Read here a new ProPublica piece raising concerns with reliability of field drug test and describing the harrowing case of Amy Albritton, who pleaded guilty in exchange for a reduced sentence to felony drug possession in Houston, based on a test of a crumb found in her car – a crumb that a field test said was cocaine – but the field test was false.

They note: “every year at least 100,000 people nationwide plead guilty to drug-possession charges that rely on field-test results as evidence. At that volume, even the most modest of error rates could produce thousands of wrongful convictions.” And – “A federal survey in 2013 found that about 62 percent of crime labs do not test drug evidence when the defendant pleads guilty.” The piece describes the work of the Houston Forensic Science Center to do testing in such cases, however, and how as a result, they uncovered errors: “in 251 cases, the results were simple: ‘No Controlled Substance.’”

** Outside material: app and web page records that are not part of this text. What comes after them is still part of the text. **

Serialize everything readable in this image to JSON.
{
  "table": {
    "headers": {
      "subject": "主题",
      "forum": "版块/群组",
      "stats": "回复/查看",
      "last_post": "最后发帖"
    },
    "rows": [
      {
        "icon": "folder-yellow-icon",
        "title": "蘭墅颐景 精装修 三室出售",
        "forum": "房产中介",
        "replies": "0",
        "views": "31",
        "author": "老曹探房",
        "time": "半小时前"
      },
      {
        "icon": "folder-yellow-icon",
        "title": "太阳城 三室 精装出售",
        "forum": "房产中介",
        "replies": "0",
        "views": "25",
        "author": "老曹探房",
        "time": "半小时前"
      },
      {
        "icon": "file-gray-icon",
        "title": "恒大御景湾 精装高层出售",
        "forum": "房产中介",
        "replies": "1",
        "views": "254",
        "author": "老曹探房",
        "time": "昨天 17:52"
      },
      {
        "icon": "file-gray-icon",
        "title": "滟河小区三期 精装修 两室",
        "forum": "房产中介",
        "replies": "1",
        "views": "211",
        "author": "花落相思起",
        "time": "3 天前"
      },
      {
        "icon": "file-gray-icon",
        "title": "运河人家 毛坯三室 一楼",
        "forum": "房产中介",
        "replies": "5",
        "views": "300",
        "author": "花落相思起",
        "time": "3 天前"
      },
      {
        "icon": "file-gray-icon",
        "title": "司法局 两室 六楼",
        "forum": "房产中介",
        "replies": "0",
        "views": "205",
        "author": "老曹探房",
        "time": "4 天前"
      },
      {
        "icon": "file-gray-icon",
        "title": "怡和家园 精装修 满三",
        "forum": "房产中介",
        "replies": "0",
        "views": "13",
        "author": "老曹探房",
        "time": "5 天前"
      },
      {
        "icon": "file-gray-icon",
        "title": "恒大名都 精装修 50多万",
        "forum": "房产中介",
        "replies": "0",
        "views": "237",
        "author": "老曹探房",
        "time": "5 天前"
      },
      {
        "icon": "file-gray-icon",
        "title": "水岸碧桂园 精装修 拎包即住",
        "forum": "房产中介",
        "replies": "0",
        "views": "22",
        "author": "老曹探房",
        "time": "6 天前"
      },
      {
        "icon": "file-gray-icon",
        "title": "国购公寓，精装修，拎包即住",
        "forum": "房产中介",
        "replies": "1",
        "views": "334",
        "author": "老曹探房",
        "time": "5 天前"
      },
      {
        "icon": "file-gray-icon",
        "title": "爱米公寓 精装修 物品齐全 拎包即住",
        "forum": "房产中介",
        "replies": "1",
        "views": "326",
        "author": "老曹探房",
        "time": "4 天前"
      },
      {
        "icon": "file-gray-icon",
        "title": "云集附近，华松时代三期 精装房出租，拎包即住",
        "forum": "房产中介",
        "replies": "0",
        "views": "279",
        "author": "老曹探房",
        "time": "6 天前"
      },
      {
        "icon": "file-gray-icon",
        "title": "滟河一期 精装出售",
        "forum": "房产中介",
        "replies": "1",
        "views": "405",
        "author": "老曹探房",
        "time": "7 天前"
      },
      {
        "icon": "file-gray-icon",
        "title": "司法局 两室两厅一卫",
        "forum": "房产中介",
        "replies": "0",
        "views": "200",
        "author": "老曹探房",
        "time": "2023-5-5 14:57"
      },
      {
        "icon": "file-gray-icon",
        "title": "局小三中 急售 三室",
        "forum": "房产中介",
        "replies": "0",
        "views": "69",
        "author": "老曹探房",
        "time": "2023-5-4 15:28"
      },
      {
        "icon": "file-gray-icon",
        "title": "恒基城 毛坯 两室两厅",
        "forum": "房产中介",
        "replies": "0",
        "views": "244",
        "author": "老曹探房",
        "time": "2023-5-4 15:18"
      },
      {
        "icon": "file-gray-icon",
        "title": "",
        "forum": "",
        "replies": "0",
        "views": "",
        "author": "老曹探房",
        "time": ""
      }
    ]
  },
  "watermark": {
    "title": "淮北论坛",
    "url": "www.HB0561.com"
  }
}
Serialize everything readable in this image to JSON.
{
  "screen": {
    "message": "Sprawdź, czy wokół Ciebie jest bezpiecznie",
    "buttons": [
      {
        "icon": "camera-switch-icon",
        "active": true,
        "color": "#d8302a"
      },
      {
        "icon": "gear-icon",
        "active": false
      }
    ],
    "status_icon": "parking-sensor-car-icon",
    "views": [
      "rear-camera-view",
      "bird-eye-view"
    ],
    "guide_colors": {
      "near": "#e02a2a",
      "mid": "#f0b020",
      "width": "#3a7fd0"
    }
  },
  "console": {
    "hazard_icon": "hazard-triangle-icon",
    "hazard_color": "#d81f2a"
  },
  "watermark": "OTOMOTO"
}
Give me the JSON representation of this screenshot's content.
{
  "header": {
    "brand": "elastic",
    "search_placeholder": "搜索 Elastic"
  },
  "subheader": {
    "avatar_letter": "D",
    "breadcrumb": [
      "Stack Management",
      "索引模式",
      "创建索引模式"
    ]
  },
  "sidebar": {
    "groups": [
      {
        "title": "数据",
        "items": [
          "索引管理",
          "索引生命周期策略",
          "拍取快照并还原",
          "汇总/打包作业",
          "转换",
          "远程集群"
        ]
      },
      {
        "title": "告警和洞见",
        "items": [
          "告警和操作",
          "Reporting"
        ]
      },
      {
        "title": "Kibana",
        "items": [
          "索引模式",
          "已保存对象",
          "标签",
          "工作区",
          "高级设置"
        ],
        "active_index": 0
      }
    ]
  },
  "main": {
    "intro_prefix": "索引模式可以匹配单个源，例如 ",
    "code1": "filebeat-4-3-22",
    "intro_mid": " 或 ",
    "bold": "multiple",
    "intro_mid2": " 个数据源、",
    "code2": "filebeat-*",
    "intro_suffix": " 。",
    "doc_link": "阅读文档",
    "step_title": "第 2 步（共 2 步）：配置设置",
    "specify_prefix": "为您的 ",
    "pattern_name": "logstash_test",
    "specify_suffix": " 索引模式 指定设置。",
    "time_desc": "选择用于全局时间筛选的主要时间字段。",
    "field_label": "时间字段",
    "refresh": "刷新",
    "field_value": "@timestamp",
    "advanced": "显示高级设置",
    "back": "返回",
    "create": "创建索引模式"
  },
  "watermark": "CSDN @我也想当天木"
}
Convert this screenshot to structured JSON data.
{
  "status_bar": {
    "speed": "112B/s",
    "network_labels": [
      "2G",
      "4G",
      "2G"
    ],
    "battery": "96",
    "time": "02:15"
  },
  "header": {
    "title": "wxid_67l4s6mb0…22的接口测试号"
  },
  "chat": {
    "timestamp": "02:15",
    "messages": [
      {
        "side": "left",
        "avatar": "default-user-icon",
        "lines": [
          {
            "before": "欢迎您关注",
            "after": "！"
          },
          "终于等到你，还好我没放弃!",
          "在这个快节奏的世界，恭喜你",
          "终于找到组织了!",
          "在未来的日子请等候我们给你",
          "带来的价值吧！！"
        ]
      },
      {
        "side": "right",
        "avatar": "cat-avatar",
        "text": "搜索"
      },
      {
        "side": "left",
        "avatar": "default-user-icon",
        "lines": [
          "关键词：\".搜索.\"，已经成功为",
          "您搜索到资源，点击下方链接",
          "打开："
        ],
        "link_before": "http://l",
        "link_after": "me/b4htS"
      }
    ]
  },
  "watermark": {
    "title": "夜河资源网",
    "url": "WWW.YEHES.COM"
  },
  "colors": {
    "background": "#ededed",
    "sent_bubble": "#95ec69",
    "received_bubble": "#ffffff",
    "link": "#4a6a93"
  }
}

And – “If Albritton’s case is one of hundreds in Houston, there is every reason to suspect that it is just one among thousands of wrongful drug convictions that were based on field tests across the United States. The Harris County district attorney’s office is responsible for half of all exonerations by conviction-integrity units nationwide in the past three years — not because law enforcement is different there but because the Houston lab committed to testing evidence after defendants had already pleaded guilty, a position that is increasingly unpopular in forensic science.”